• _Description of the task_:
Please copy each line of the listing below in which the word "image" appears.

• _Given records_:
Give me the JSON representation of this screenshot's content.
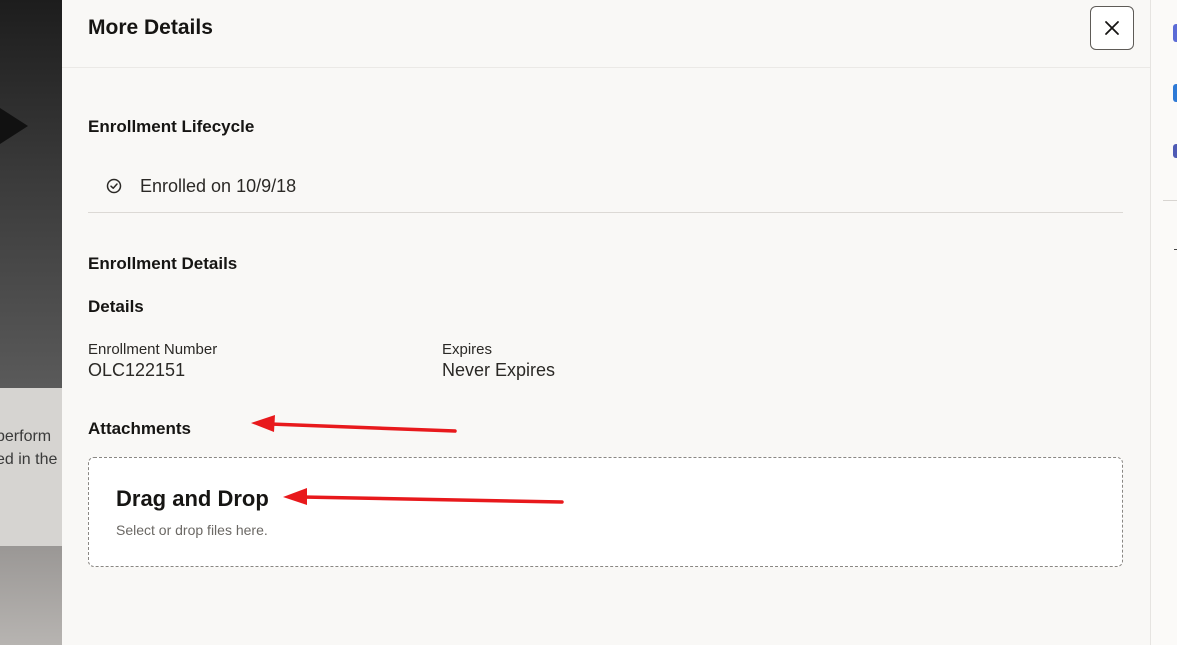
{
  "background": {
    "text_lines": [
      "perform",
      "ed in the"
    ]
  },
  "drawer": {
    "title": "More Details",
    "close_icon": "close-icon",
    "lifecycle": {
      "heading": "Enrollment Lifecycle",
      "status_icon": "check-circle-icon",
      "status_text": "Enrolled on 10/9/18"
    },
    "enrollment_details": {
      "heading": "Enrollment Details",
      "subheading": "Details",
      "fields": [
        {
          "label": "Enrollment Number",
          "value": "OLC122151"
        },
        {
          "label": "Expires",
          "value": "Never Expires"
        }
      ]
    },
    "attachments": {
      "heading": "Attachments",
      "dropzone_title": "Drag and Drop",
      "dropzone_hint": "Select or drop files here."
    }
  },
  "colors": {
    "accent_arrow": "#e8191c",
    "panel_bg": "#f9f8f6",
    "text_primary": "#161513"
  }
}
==
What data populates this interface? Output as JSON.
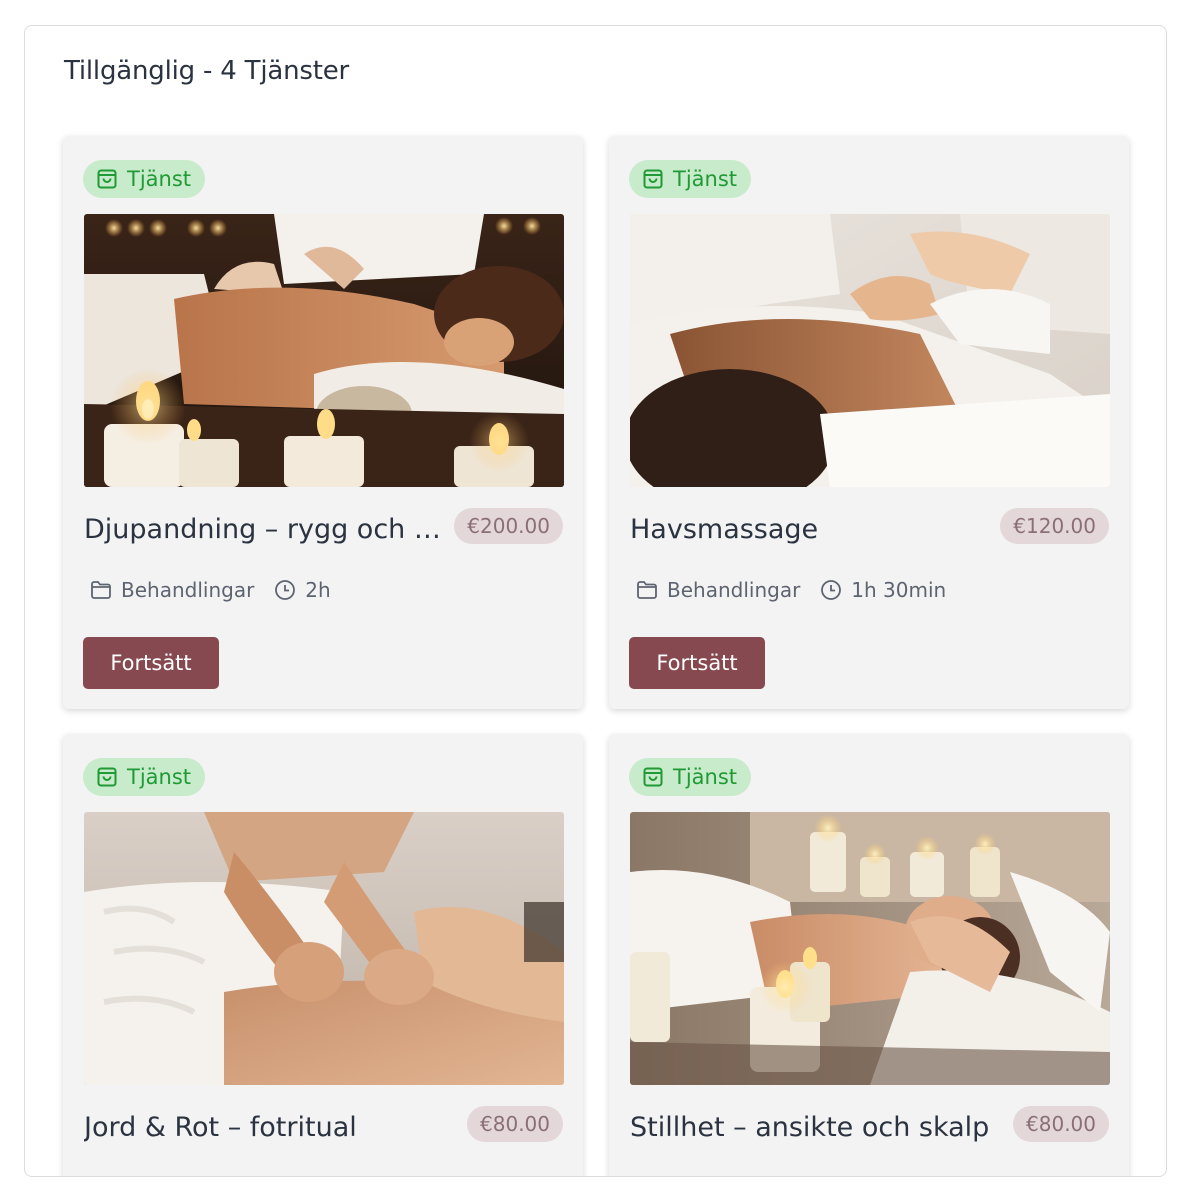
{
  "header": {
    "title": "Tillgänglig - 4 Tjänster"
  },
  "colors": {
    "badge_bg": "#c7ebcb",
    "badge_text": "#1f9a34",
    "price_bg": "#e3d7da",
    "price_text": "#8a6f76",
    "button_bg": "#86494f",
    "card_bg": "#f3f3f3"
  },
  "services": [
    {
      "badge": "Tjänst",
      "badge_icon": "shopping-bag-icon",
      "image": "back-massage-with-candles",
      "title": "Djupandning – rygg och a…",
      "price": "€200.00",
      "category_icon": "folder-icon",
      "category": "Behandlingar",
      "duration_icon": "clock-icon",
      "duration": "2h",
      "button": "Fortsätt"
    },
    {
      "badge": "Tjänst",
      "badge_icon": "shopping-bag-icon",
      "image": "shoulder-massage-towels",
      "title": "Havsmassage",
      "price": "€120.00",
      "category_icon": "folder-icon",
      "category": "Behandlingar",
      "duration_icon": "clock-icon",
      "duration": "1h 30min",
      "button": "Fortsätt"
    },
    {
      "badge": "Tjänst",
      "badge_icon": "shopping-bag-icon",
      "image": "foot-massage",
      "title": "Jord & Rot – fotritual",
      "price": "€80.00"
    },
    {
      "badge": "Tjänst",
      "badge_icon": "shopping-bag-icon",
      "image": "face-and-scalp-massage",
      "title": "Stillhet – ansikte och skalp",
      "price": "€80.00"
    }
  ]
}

• _Task answer_:
      "image": "back-massage-with-candles",
      "image": "shoulder-massage-towels",
      "image": "foot-massage",
      "image": "face-and-scalp-massage",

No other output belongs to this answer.